§ EXERCISE DIRECTIONS
Below are the records; copy every line in them that holds the string "Origem".
[RECORDS SHOWN Boundary: Start]
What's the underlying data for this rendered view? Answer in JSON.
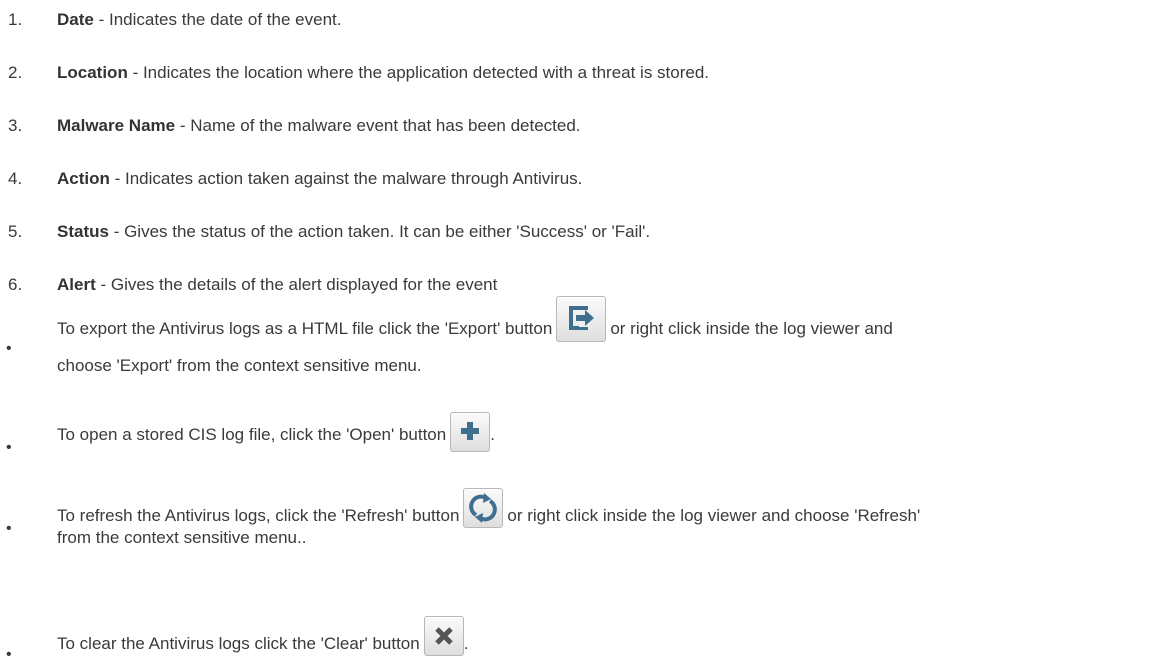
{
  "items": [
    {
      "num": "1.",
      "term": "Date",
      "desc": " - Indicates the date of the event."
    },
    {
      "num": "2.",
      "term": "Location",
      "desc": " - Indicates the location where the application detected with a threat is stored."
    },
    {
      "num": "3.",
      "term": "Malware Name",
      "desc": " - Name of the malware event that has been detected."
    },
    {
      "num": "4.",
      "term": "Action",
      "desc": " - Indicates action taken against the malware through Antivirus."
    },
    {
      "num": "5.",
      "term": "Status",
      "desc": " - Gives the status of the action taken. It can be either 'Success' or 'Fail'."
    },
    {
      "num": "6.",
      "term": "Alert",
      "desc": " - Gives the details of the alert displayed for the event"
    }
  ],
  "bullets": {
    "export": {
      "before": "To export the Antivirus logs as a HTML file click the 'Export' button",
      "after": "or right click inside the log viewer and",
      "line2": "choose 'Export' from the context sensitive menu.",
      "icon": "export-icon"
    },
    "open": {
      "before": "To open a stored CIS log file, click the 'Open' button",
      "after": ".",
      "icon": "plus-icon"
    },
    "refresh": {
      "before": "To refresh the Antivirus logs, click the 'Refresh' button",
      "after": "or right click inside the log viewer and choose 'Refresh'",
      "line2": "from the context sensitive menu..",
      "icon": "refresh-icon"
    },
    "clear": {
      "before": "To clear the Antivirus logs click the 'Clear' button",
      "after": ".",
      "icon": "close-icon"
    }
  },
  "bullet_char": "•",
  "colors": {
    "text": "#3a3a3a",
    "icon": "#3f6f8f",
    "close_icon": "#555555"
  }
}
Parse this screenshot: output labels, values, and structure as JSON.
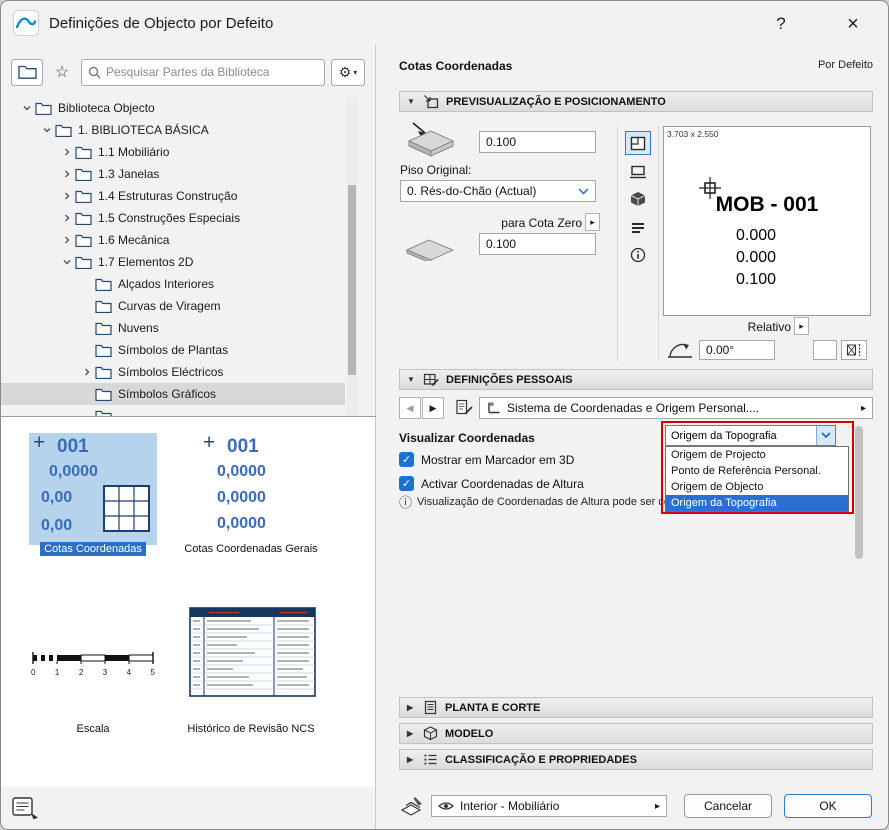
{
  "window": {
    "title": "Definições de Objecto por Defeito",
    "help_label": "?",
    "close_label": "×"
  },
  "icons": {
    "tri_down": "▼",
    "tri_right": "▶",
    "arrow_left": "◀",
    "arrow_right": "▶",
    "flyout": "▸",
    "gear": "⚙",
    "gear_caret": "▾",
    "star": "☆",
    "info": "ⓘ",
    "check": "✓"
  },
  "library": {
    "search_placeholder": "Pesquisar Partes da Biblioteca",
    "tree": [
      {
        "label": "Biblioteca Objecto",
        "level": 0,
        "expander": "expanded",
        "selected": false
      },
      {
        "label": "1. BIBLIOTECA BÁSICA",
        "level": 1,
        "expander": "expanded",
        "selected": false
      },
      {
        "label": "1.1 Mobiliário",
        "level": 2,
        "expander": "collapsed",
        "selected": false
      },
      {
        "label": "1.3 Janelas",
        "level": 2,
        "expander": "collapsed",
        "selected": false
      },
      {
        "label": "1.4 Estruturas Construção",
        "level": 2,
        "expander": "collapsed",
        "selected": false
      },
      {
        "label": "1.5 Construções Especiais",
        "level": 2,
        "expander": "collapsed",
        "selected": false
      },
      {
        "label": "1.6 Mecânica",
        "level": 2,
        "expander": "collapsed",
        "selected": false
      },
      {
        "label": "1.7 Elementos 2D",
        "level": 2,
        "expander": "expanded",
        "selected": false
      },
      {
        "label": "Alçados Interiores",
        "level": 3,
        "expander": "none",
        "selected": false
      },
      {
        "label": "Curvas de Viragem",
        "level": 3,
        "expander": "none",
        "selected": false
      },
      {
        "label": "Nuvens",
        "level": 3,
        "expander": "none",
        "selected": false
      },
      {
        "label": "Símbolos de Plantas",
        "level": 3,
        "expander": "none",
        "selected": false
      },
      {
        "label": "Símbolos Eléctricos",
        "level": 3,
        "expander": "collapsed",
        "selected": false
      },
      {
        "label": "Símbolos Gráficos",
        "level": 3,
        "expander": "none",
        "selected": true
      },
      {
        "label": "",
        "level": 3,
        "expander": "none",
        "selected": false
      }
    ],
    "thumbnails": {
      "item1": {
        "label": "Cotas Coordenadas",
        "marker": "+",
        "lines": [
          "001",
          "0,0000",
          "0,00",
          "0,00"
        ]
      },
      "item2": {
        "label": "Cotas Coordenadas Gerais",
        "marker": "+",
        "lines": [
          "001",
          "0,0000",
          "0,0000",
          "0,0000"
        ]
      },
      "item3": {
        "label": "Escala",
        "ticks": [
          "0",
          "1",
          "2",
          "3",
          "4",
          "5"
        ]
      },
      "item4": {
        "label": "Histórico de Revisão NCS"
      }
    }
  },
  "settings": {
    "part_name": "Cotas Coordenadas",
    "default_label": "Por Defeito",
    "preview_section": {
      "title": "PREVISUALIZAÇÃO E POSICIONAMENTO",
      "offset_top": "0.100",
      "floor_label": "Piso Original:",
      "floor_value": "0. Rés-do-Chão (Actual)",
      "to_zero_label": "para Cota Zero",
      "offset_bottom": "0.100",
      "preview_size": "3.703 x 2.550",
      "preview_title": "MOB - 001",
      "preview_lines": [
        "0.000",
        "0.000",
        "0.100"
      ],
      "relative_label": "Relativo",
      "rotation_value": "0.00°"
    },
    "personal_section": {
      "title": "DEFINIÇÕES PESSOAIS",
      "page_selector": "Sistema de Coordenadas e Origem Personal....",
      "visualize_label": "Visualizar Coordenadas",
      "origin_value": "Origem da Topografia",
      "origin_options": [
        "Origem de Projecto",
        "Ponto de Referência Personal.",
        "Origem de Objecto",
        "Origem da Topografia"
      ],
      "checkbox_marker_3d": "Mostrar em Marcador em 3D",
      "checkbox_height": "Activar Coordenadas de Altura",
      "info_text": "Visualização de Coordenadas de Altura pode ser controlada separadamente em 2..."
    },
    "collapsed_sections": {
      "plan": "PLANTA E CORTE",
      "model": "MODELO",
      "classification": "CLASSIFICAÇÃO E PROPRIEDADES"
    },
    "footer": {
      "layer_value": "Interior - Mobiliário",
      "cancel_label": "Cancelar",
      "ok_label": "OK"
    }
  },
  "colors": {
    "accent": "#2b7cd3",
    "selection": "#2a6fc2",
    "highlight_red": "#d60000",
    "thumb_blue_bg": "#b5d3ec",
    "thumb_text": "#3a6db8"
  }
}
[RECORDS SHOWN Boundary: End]
§ FINAL ANSWER
      "page_selector": "Sistema de Coordenadas e Origem Personal....",
      "origin_value": "Origem da Topografia",
        "Origem de Projecto",
        "Origem de Objecto",
        "Origem da Topografia"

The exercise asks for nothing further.